::: Dataset records
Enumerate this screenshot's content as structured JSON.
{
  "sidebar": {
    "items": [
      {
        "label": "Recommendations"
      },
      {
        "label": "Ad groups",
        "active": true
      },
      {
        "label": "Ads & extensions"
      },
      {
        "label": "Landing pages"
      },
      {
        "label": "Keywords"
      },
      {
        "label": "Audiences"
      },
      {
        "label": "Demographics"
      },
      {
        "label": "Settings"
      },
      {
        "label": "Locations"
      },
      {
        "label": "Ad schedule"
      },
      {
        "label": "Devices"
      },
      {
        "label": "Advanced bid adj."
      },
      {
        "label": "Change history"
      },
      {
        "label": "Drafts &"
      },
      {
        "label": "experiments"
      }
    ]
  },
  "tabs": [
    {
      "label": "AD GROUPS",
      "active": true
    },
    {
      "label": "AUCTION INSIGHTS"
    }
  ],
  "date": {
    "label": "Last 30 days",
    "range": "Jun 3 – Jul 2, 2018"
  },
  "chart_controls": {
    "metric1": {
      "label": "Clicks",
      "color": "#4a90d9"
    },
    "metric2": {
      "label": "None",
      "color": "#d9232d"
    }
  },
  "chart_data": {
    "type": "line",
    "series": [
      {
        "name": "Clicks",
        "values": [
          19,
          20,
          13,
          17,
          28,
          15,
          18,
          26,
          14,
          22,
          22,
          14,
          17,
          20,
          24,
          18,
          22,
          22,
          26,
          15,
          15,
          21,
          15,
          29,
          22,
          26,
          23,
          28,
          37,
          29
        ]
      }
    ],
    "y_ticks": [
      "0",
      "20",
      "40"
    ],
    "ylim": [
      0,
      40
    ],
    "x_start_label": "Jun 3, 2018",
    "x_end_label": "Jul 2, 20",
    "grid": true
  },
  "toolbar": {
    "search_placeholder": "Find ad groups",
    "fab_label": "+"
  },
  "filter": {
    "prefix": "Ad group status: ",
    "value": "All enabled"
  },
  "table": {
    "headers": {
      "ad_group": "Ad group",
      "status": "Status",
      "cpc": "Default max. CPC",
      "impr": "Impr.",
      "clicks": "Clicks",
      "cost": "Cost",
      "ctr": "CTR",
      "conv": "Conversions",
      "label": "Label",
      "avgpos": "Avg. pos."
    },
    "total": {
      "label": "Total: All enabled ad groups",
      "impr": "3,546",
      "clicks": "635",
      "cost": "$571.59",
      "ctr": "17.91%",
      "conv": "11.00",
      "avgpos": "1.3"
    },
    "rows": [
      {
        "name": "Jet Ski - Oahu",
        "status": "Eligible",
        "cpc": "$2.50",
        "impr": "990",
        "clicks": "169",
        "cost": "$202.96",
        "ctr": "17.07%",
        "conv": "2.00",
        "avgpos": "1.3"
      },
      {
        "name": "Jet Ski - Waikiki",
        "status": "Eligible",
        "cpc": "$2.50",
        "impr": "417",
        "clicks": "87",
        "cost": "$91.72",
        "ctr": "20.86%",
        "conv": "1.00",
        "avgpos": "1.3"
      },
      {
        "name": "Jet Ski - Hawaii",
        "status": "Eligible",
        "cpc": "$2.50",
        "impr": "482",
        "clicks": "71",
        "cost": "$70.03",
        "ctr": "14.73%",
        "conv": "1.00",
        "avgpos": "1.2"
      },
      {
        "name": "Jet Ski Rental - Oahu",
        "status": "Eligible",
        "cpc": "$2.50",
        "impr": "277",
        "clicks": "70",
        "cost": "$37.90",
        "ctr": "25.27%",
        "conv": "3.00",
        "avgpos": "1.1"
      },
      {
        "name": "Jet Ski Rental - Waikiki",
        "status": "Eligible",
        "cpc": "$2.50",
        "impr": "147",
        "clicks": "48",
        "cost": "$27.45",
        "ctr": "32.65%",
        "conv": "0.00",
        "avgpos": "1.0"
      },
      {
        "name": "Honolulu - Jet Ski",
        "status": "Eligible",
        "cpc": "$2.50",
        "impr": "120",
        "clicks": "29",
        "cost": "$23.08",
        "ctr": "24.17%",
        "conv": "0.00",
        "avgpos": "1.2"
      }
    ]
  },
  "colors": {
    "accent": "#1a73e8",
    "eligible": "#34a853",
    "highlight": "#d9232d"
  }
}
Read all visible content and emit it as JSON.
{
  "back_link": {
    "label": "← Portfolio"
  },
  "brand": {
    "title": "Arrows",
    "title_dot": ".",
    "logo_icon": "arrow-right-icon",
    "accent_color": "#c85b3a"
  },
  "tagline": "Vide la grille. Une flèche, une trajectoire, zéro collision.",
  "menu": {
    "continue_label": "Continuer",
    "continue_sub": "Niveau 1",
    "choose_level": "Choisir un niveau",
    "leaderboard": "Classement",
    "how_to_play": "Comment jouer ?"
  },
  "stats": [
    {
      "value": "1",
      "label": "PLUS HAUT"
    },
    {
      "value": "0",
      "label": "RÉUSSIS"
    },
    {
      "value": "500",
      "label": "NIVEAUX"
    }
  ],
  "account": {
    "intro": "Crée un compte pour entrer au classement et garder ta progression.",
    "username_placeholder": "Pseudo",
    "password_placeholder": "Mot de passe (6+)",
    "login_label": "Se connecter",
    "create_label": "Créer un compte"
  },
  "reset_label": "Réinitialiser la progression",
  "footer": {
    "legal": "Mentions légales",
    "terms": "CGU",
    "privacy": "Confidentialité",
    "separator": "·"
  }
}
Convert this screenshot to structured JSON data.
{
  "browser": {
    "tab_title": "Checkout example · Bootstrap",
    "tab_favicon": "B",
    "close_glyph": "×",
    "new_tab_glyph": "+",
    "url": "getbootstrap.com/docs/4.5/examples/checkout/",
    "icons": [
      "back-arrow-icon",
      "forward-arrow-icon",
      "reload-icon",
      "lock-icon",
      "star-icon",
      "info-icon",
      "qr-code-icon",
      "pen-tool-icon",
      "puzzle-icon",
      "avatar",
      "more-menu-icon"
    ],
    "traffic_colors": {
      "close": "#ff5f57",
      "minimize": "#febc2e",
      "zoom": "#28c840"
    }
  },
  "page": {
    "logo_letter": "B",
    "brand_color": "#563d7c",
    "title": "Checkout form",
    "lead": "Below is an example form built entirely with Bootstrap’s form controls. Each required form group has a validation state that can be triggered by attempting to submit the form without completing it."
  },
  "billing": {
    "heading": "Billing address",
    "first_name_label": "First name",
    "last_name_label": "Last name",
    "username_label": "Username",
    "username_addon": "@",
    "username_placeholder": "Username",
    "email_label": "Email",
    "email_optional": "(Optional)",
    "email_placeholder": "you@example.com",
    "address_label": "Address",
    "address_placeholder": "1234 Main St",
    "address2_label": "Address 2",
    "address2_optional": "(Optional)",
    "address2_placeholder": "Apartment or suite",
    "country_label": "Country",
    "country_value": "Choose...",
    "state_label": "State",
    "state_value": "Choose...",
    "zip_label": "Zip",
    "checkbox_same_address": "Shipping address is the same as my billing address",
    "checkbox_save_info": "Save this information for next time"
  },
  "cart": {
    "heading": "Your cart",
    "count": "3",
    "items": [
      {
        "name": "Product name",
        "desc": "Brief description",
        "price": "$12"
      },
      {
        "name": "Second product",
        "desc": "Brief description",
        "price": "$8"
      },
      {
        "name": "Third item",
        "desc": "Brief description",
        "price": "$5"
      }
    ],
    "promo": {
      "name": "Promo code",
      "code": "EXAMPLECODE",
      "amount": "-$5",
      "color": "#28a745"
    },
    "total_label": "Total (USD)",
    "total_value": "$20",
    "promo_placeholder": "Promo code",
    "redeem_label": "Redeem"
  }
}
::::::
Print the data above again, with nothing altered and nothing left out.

- Output for this exercise
Enumerate this screenshot's content as structured JSON.
{
  "sidebar": {
    "items": [
      {
        "label": "Recommendations"
      },
      {
        "label": "Ad groups",
        "active": true
      },
      {
        "label": "Ads & extensions"
      },
      {
        "label": "Landing pages"
      },
      {
        "label": "Keywords"
      },
      {
        "label": "Audiences"
      },
      {
        "label": "Demographics"
      },
      {
        "label": "Settings"
      },
      {
        "label": "Locations"
      },
      {
        "label": "Ad schedule"
      },
      {
        "label": "Devices"
      },
      {
        "label": "Advanced bid adj."
      },
      {
        "label": "Change history"
      },
      {
        "label": "Drafts &"
      },
      {
        "label": "experiments"
      }
    ]
  },
  "tabs": [
    {
      "label": "AD GROUPS",
      "active": true
    },
    {
      "label": "AUCTION INSIGHTS"
    }
  ],
  "date": {
    "label": "Last 30 days",
    "range": "Jun 3 – Jul 2, 2018"
  },
  "chart_controls": {
    "metric1": {
      "label": "Clicks",
      "color": "#4a90d9"
    },
    "metric2": {
      "label": "None",
      "color": "#d9232d"
    }
  },
  "chart_data": {
    "type": "line",
    "series": [
      {
        "name": "Clicks",
        "values": [
          19,
          20,
          13,
          17,
          28,
          15,
          18,
          26,
          14,
          22,
          22,
          14,
          17,
          20,
          24,
          18,
          22,
          22,
          26,
          15,
          15,
          21,
          15,
          29,
          22,
          26,
          23,
          28,
          37,
          29
        ]
      }
    ],
    "y_ticks": [
      "0",
      "20",
      "40"
    ],
    "ylim": [
      0,
      40
    ],
    "x_start_label": "Jun 3, 2018",
    "x_end_label": "Jul 2, 20",
    "grid": true
  },
  "toolbar": {
    "search_placeholder": "Find ad groups",
    "fab_label": "+"
  },
  "filter": {
    "prefix": "Ad group status: ",
    "value": "All enabled"
  },
  "table": {
    "headers": {
      "ad_group": "Ad group",
      "status": "Status",
      "cpc": "Default max. CPC",
      "impr": "Impr.",
      "clicks": "Clicks",
      "cost": "Cost",
      "ctr": "CTR",
      "conv": "Conversions",
      "label": "Label",
      "avgpos": "Avg. pos."
    },
    "total": {
      "label": "Total: All enabled ad groups",
      "impr": "3,546",
      "clicks": "635",
      "cost": "$571.59",
      "ctr": "17.91%",
      "conv": "11.00",
      "avgpos": "1.3"
    },
    "rows": [
      {
        "name": "Jet Ski - Oahu",
        "status": "Eligible",
        "cpc": "$2.50",
        "impr": "990",
        "clicks": "169",
        "cost": "$202.96",
        "ctr": "17.07%",
        "conv": "2.00",
        "avgpos": "1.3"
      },
      {
        "name": "Jet Ski - Waikiki",
        "status": "Eligible",
        "cpc": "$2.50",
        "impr": "417",
        "clicks": "87",
        "cost": "$91.72",
        "ctr": "20.86%",
        "conv": "1.00",
        "avgpos": "1.3"
      },
      {
        "name": "Jet Ski - Hawaii",
        "status": "Eligible",
        "cpc": "$2.50",
        "impr": "482",
        "clicks": "71",
        "cost": "$70.03",
        "ctr": "14.73%",
        "conv": "1.00",
        "avgpos": "1.2"
      },
      {
        "name": "Jet Ski Rental - Oahu",
        "status": "Eligible",
        "cpc": "$2.50",
        "impr": "277",
        "clicks": "70",
        "cost": "$37.90",
        "ctr": "25.27%",
        "conv": "3.00",
        "avgpos": "1.1"
      },
      {
        "name": "Jet Ski Rental - Waikiki",
        "status": "Eligible",
        "cpc": "$2.50",
        "impr": "147",
        "clicks": "48",
        "cost": "$27.45",
        "ctr": "32.65%",
        "conv": "0.00",
        "avgpos": "1.0"
      },
      {
        "name": "Honolulu - Jet Ski",
        "status": "Eligible",
        "cpc": "$2.50",
        "impr": "120",
        "clicks": "29",
        "cost": "$23.08",
        "ctr": "24.17%",
        "conv": "0.00",
        "avgpos": "1.2"
      }
    ]
  },
  "colors": {
    "accent": "#1a73e8",
    "eligible": "#34a853",
    "highlight": "#d9232d"
  }
}
Read all visible content and emit it as JSON.
{
  "back_link": {
    "label": "← Portfolio"
  },
  "brand": {
    "title": "Arrows",
    "title_dot": ".",
    "logo_icon": "arrow-right-icon",
    "accent_color": "#c85b3a"
  },
  "tagline": "Vide la grille. Une flèche, une trajectoire, zéro collision.",
  "menu": {
    "continue_label": "Continuer",
    "continue_sub": "Niveau 1",
    "choose_level": "Choisir un niveau",
    "leaderboard": "Classement",
    "how_to_play": "Comment jouer ?"
  },
  "stats": [
    {
      "value": "1",
      "label": "PLUS HAUT"
    },
    {
      "value": "0",
      "label": "RÉUSSIS"
    },
    {
      "value": "500",
      "label": "NIVEAUX"
    }
  ],
  "account": {
    "intro": "Crée un compte pour entrer au classement et garder ta progression.",
    "username_placeholder": "Pseudo",
    "password_placeholder": "Mot de passe (6+)",
    "login_label": "Se connecter",
    "create_label": "Créer un compte"
  },
  "reset_label": "Réinitialiser la progression",
  "footer": {
    "legal": "Mentions légales",
    "terms": "CGU",
    "privacy": "Confidentialité",
    "separator": "·"
  }
}
Convert this screenshot to structured JSON data.
{
  "browser": {
    "tab_title": "Checkout example · Bootstrap",
    "tab_favicon": "B",
    "close_glyph": "×",
    "new_tab_glyph": "+",
    "url": "getbootstrap.com/docs/4.5/examples/checkout/",
    "icons": [
      "back-arrow-icon",
      "forward-arrow-icon",
      "reload-icon",
      "lock-icon",
      "star-icon",
      "info-icon",
      "qr-code-icon",
      "pen-tool-icon",
      "puzzle-icon",
      "avatar",
      "more-menu-icon"
    ],
    "traffic_colors": {
      "close": "#ff5f57",
      "minimize": "#febc2e",
      "zoom": "#28c840"
    }
  },
  "page": {
    "logo_letter": "B",
    "brand_color": "#563d7c",
    "title": "Checkout form",
    "lead": "Below is an example form built entirely with Bootstrap’s form controls. Each required form group has a validation state that can be triggered by attempting to submit the form without completing it."
  },
  "billing": {
    "heading": "Billing address",
    "first_name_label": "First name",
    "last_name_label": "Last name",
    "username_label": "Username",
    "username_addon": "@",
    "username_placeholder": "Username",
    "email_label": "Email",
    "email_optional": "(Optional)",
    "email_placeholder": "you@example.com",
    "address_label": "Address",
    "address_placeholder": "1234 Main St",
    "address2_label": "Address 2",
    "address2_optional": "(Optional)",
    "address2_placeholder": "Apartment or suite",
    "country_label": "Country",
    "country_value": "Choose...",
    "state_label": "State",
    "state_value": "Choose...",
    "zip_label": "Zip",
    "checkbox_same_address": "Shipping address is the same as my billing address",
    "checkbox_save_info": "Save this information for next time"
  },
  "cart": {
    "heading": "Your cart",
    "count": "3",
    "items": [
      {
        "name": "Product name",
        "desc": "Brief description",
        "price": "$12"
      },
      {
        "name": "Second product",
        "desc": "Brief description",
        "price": "$8"
      },
      {
        "name": "Third item",
        "desc": "Brief description",
        "price": "$5"
      }
    ],
    "promo": {
      "name": "Promo code",
      "code": "EXAMPLECODE",
      "amount": "-$5",
      "color": "#28a745"
    },
    "total_label": "Total (USD)",
    "total_value": "$20",
    "promo_placeholder": "Promo code",
    "redeem_label": "Redeem"
  }
}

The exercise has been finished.